GIVEN DATA section start

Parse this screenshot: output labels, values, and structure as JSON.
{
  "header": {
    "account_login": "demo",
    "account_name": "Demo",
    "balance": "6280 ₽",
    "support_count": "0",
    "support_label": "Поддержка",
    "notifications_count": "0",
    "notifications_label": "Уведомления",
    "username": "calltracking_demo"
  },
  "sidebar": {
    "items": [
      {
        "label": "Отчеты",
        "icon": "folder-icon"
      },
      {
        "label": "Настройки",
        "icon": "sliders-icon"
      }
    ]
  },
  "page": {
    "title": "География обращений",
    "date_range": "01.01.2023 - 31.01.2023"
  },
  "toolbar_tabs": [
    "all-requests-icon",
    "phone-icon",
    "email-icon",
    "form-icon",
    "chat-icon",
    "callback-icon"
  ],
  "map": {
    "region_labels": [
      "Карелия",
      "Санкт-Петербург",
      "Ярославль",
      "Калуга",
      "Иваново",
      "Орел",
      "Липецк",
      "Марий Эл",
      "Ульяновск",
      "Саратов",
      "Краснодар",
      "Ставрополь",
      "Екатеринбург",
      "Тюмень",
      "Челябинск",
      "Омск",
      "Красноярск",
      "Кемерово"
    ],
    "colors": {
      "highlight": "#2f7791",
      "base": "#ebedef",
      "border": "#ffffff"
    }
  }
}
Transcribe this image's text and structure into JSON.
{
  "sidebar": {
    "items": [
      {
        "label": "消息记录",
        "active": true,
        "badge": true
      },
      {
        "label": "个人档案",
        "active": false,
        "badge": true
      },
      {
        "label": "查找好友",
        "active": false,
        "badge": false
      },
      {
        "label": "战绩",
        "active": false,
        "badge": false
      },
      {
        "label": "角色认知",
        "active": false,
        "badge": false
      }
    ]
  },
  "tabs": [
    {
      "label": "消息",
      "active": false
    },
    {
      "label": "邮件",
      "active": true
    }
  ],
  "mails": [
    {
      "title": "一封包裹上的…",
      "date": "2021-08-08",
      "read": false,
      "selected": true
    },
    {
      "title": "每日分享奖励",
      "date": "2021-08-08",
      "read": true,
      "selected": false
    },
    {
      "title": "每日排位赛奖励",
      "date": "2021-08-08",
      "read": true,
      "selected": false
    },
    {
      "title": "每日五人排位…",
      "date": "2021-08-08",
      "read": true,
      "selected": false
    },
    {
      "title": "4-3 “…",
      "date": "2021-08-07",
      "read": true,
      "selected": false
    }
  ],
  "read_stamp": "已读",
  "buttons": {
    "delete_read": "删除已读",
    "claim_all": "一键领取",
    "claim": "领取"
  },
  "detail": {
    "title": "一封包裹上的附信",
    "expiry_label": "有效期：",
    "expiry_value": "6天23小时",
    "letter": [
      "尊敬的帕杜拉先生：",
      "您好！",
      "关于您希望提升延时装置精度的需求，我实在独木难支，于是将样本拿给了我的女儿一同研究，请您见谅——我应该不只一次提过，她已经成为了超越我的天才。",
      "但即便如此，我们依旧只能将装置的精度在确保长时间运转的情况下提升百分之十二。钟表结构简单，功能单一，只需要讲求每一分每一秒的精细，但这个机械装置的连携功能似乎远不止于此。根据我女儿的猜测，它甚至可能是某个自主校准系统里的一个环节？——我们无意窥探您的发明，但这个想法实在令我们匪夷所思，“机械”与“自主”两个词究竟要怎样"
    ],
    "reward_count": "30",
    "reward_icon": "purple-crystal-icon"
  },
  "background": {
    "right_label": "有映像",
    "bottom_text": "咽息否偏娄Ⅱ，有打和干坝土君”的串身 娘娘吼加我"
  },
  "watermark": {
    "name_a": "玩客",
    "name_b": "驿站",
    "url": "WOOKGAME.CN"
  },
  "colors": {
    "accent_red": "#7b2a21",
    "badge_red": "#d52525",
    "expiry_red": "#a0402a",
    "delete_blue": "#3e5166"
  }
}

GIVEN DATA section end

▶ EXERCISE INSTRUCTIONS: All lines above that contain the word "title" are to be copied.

▶ SOLVED PROBLEM:
    "title": "География обращений",
      "title": "一封包裹上的…",
      "title": "每日分享奖励",
      "title": "每日排位赛奖励",
      "title": "每日五人排位…",
      "title": "4-3 “…",
    "title": "一封包裹上的附信",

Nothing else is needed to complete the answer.